I picked up this book because my supervising librarian when I was student teaching recommended Once Upon a Cool Motorcycle Dude as a great one to use on perspective taking. Once Upon a Royal Superbaby begins with with a teacher pairing a boy and girl together to write a story again. The requirement? That there be a king and a queen in the tale. The boy kicks off the project. His king has the equivalent of a lightsaber and a motorcycle. The girl is less than an impressed. The king defeats dragons, handles all trouble, is smart, and happens to have a wife for a queen.
At that point, the disgruntled girl hijacks the story. Suddenly, everything is focused on graceful, beautiful, fought-over Queen Tenderheart. While the girl goes on about the king & queen picking out pillows while shopping, the boy’s figuring out the laser’s fate. The girl says the king sold it to fix up the castle. The boy, sick of the cloying sweetness stuck on the story, declares the baby’s ability to speak to birds is not a superpower. Baby Sweet Piper becomes Baby Strong Viper, who knows wrestling moves and wears shades. This kidlet gets huge muscles from juice before the girl steals the story back (I was reminded of Popeye and his spinach).
My seven-year-old self would have adored the unicorn that races off after the kidnapped king and queen. The narrators find a way to work out an ending together. This would be a great book to kick off a joint writing project. Discussing the illustrations and how they change with point of view would be another great extension. Maybe students could create their own collaborative story and then ‘publish’ it online for others to see.
One of my favorite lines in this book was “The unicorn was a robot with lasers, right?”
This simple story could be used for young students working out friendship troubles #picturebookparty

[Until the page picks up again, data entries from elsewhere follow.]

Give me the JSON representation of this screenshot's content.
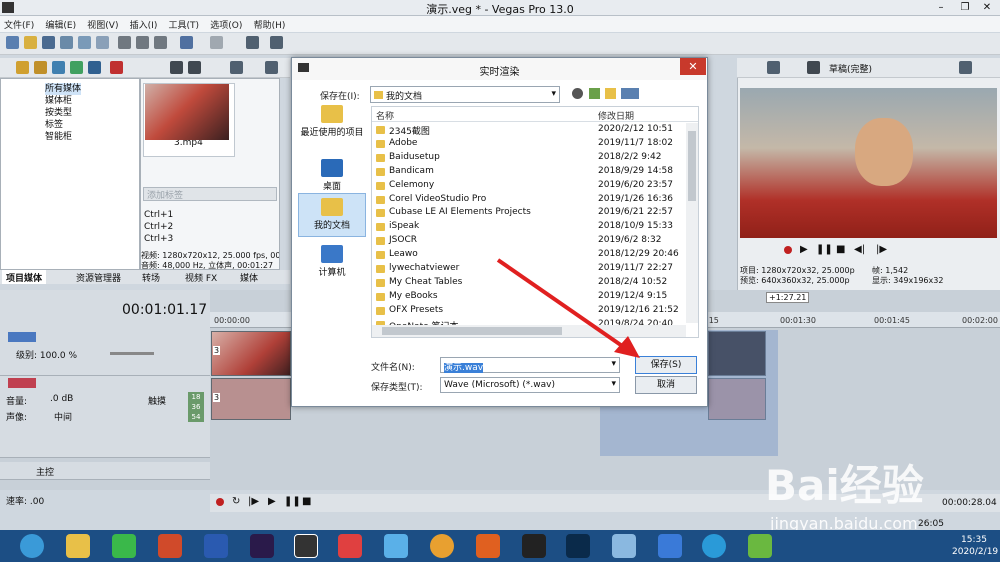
{
  "app": {
    "title": "演示.veg * - Vegas Pro 13.0"
  },
  "menu": [
    "文件(F)",
    "编辑(E)",
    "视图(V)",
    "插入(I)",
    "工具(T)",
    "选项(O)",
    "帮助(H)"
  ],
  "explorer": {
    "items": [
      "所有媒体",
      "媒体柜",
      "按类型",
      "标签",
      "智能柜"
    ]
  },
  "media": {
    "thumb_label": "3.mp4",
    "tag_placeholder": "添加标签",
    "shortcuts": [
      "Ctrl+1",
      "Ctrl+2",
      "Ctrl+3"
    ],
    "info_video": "视频: 1280x720x12, 25.000 fps, 00:",
    "info_audio": "音频: 48,000 Hz, 立体声, 00:01:27"
  },
  "panel_tabs": [
    "项目媒体",
    "资源管理器",
    "转场",
    "视频 FX",
    "媒体"
  ],
  "preview": {
    "mode": "草稿(完整)",
    "project": "项目: 1280x720x32, 25.000p",
    "preview_res": "预览: 640x360x32, 25.000p",
    "frame_label": "帧:",
    "frame": "1,542",
    "display": "显示: 349x196x32"
  },
  "timeline": {
    "timecode": "00:01:01.17",
    "ruler": [
      "00:00:00",
      ":15",
      "00:01:30",
      "00:01:45",
      "00:02:00"
    ],
    "marker": "+1:27.21",
    "track1_level": "级别: 100.0 %",
    "track2_vol_label": "音量:",
    "track2_vol": ".0 dB",
    "track2_pan_label": "声像:",
    "track2_pan": "中间",
    "track2_mode": "触摸",
    "meter": [
      "18",
      "36",
      "54"
    ],
    "master": "主控",
    "rate": "速率: .00",
    "end_time": "00:00:28.04",
    "end_time2": "26:05",
    "clip_num": "3"
  },
  "dialog": {
    "title": "实时渲染",
    "save_in_label": "保存在(I):",
    "save_in": "我的文档",
    "places": [
      "最近使用的项目",
      "桌面",
      "我的文档",
      "计算机"
    ],
    "col_name": "名称",
    "col_date": "修改日期",
    "files": [
      {
        "name": "2345截图",
        "date": "2020/2/12 10:51"
      },
      {
        "name": "Adobe",
        "date": "2019/11/7 18:02"
      },
      {
        "name": "Baidusetup",
        "date": "2018/2/2 9:42"
      },
      {
        "name": "Bandicam",
        "date": "2018/9/29 14:58"
      },
      {
        "name": "Celemony",
        "date": "2019/6/20 23:57"
      },
      {
        "name": "Corel VideoStudio Pro",
        "date": "2019/1/26 16:36"
      },
      {
        "name": "Cubase LE AI Elements Projects",
        "date": "2019/6/21 22:57"
      },
      {
        "name": "iSpeak",
        "date": "2018/10/9 15:33"
      },
      {
        "name": "JSOCR",
        "date": "2019/6/2 8:32"
      },
      {
        "name": "Leawo",
        "date": "2018/12/29 20:46"
      },
      {
        "name": "lywechatviewer",
        "date": "2019/11/7 22:27"
      },
      {
        "name": "My Cheat Tables",
        "date": "2018/2/4 10:52"
      },
      {
        "name": "My eBooks",
        "date": "2019/12/4 9:15"
      },
      {
        "name": "OFX Presets",
        "date": "2019/12/16 21:52"
      },
      {
        "name": "OneNote 笔记本",
        "date": "2019/8/24 20:40"
      }
    ],
    "filename_label": "文件名(N):",
    "filename": "演示.wav",
    "filetype_label": "保存类型(T):",
    "filetype": "Wave (Microsoft) (*.wav)",
    "save_button": "保存(S)",
    "cancel_button": "取消"
  },
  "taskbar": {
    "time": "15:35",
    "date": "2020/2/19"
  },
  "watermark": {
    "brand": "Bai经验",
    "url": "jingyan.baidu.com"
  },
  "colors": {
    "accent": "#1c4e84",
    "arrow": "#e02020",
    "close": "#c8392b"
  }
}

When the ninja hangs out with his friends the bear and the cowboy, it ends up in “merrymaking, buffoonery, and hilarity”. However, like all friends, these three did not always get along. Ninja wanted thrills and that got his friends hurt. Determined to have his fun, ninja set up his own adventures. His tandem bike, ping pong, and Frisbee are not as fun alone.
This simple story could be used for young students working out friendship troubles. The characters think in picture word bubbles. The ninja’s thoughts have Japanese characters in them as well. A guidance lesson extension could be to have students draw themselves thinking of wants and needs in pictures.
As Little White Rabbit is out in the fields and woods, he wonders what it’d be like to be different than he is now. After each thought comes a two-page spread showing Little White Rabbit as having that quality he wondered about. His daydreaming falls apart when threatened by a cat. He races back home, where he can wonder safely surrounded by family.
This book lends itself well to student predicting. Children can also make Little White Rabbit wonders and matching pictures.
I love the colored pencil drawings in this book and how the rabbit bounds across the pages. There is something very charming in the simplicity of the art and expressions.
Told in first person, the little boy in this book wants to go outside, but his mom tells him to wait. When informed it’s too dangerous for little boys alone, the boy insists he’s big and not frightened of scary wolves. Later his mom says they are going out to eat, so the boy dresses in his sweater, boots, and big cape excited for a day to be big. The boy waits and waits while his mom searches for her keys. Hungry, he decides to find the Chinese restaurant alone.
At the restaurant, he spots a scary wolf & runs to the toy store, only to find another wolf. He sees these wolves all around town. When he gets home again, his mom is still hunting down her keys. The boy’s afraid to leave with her, but manages the courage.
The wolves in this story represent strangers. Through the boy’s adventure out alone, his cat keeps trying to herd him back home.
This story tells of one family’s events on the afternoon of Rosh Hashanah. Annie goes against family traditions and has the tashlich start at Turtle Rock. A tashlich is when a person goes to a place with running water and throws in bread pieces for the mistakes of the last year.
Annie’s route for this family’s tradition has four stops. While walking, the family thinks of a good thing from that year. Each person then writes the memory on Turtle Rock. Once everyone has shared, the memories are erased. Now they all think of something to throw away from the year. Having found something to symbolize their unwanted behaviors, they throw them in the stream. The family throws in pieces of bread for private things they do not want in the New Year and that they feel sorry for. At the third stop, they make a footprint on a rock for their promise in the upcoming year.
Not knowing much about Jewish customs, I enjoyed reading this book about a fictional family’s approach to Rosh Hashanah.